The Russian actors playing the scientists do a fine job of withholding key information. Just what does Snauth have hidden in his room? A giant toad? Brigitte Bardot? Leading player Donatas Banionis is soulful and sober, although we would be gratified if he smiled just once or twice. But the film's emotional center belongs to the captivating Natalya Bondarchuk. She's heartbreaking as a devoted zombie who slowly evolves into a woman with a full personality. Yet she is also a manifestation of a potentially benign alien intelligence that might be trying to help Kelvin as well as study him.
Criterion's Blu-ray of Solaris is a substantial improvement over their DVD special edition from 2002, with better color and a more stable image. We're also informed that monochrome sections left neutral or tinted sepia in the earlier disc are now corrected to the film's original light blue. With the added resolution of HD, the views of the Solaris ocean are fascinating. They look like high-speed photography of oils or in a large pool.
As with all Criterion upgrades, the original extras have been retained. An insert booklet contains an essay by Philip Lopate and an article by Akira Kurosawa on his trip to Moscow. A good commentary by Tarkovsky authors Vida Johnson and Grahame Petrie points out dozens of production details and puzzling inconsistencies in the film's logic.

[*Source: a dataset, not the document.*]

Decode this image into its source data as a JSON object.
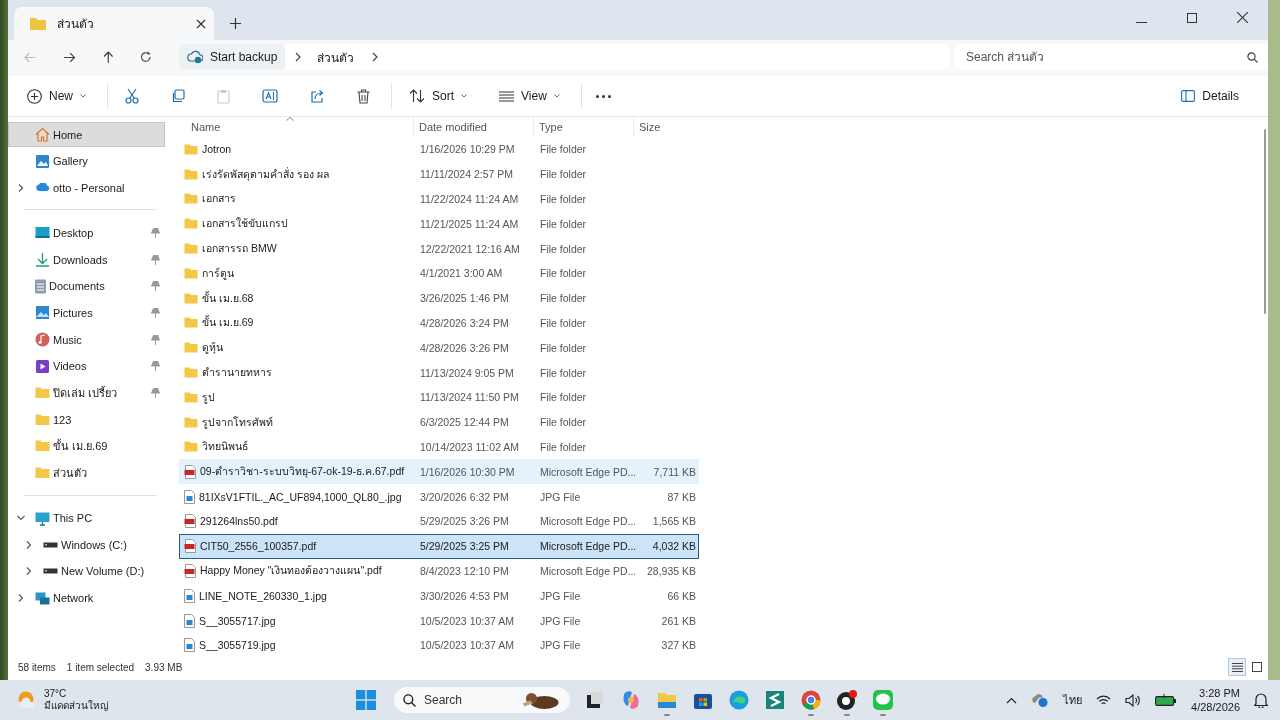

Interviews are included with the cinematographer, the art director, the composer and Natalya Bondarchuk, who was 18 years old when filming began. A too-brief excerpt from a Polish docu on Stanislaw Lem shows the author shoveling snow and griping about the liberties taken with his book. And finally, nine deleted or altered scenes are present. It's hard to tell what the differences are in some of them; the only obvious one is a text opening that the director deemed unnecessary. Unlike any science fiction film made in the West or in the Soviet bloc, Solaris is a heady philosophical meditation, and a key film from the visionary Andrei Tarkovsky.

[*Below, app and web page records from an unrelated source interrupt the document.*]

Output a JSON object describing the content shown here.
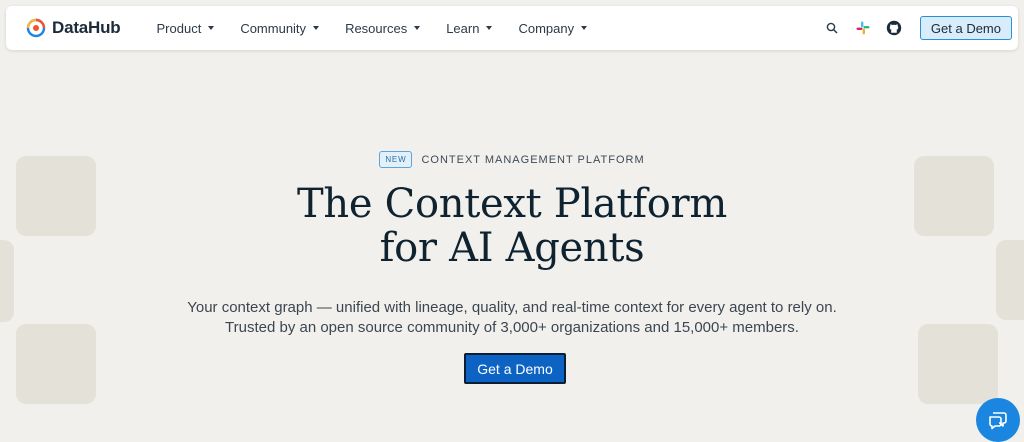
{
  "header": {
    "brand": "DataHub",
    "menu": [
      {
        "label": "Product"
      },
      {
        "label": "Community"
      },
      {
        "label": "Resources"
      },
      {
        "label": "Learn"
      },
      {
        "label": "Company"
      }
    ],
    "icons": [
      "search-icon",
      "slack-icon",
      "github-icon"
    ],
    "cta_label": "Get a Demo"
  },
  "hero": {
    "badge": "NEW",
    "eyebrow": "CONTEXT MANAGEMENT PLATFORM",
    "title_line1": "The Context Platform",
    "title_line2": "for AI Agents",
    "subtitle_line1": "Your context graph — unified with lineage, quality, and real-time context for every agent to rely on.",
    "subtitle_line2": "Trusted by an open source community of 3,000+ organizations and 15,000+ members.",
    "cta_label": "Get a Demo"
  },
  "colors": {
    "background": "#f2f0ec",
    "accent": "#0d63c4",
    "nav_button_bg": "#d8ecfb",
    "title": "#0f2230"
  },
  "widgets": {
    "chat": "chat-icon"
  }
}
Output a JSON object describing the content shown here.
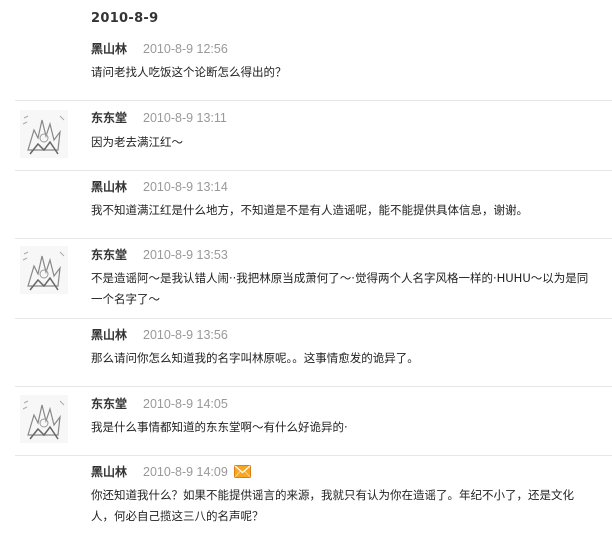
{
  "date_header": "2010-8-9",
  "comments": [
    {
      "author": "黑山林",
      "time": "2010-8-9 12:56",
      "has_avatar": false,
      "text": "请问老找人吃饭这个论断怎么得出的？"
    },
    {
      "author": "东东堂",
      "time": "2010-8-9 13:11",
      "has_avatar": true,
      "text": "因为老去满江红～"
    },
    {
      "author": "黑山林",
      "time": "2010-8-9 13:14",
      "has_avatar": false,
      "text": "我不知道满江红是什么地方，不知道是不是有人造谣呢，能不能提供具体信息，谢谢。"
    },
    {
      "author": "东东堂",
      "time": "2010-8-9 13:53",
      "has_avatar": true,
      "text_lines": [
        "不是造谣阿～是我认错人闹··我把林原当成萧何了～·觉得两个人名字风格一样的·HUHU～以为是同",
        "一个名字了～"
      ]
    },
    {
      "author": "黑山林",
      "time": "2010-8-9 13:56",
      "has_avatar": false,
      "text": "那么请问你怎么知道我的名字叫林原呢。。这事情愈发的诡异了。"
    },
    {
      "author": "东东堂",
      "time": "2010-8-9 14:05",
      "has_avatar": true,
      "text": "我是什么事情都知道的东东堂啊～有什么好诡异的·"
    },
    {
      "author": "黑山林",
      "time": "2010-8-9 14:09",
      "has_avatar": false,
      "has_mail_icon": true,
      "icon": "mail-icon",
      "text_lines": [
        "你还知道我什么？如果不能提供谣言的来源，我就只有认为你在造谣了。年纪不小了，还是文化",
        "人，何必自己揽这三八的名声呢？"
      ]
    }
  ],
  "colors": {
    "author": "#333333",
    "time": "#999999",
    "divider": "#e6e6e6",
    "mail_icon": "#f0a030"
  }
}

has Savant's memories of Solaris' awkward
U.S. premiere at FILMEX in 1972.
On a scale of Excellent, Good, Fair, and Poor,
Solaris Blu-ray rates:
Reviews on the Savant main site have additional credits information and are often updated and annotated with reader input and graphics.
Also, don't forget the 2010 Savant Wish List.
T'was Ever Thus.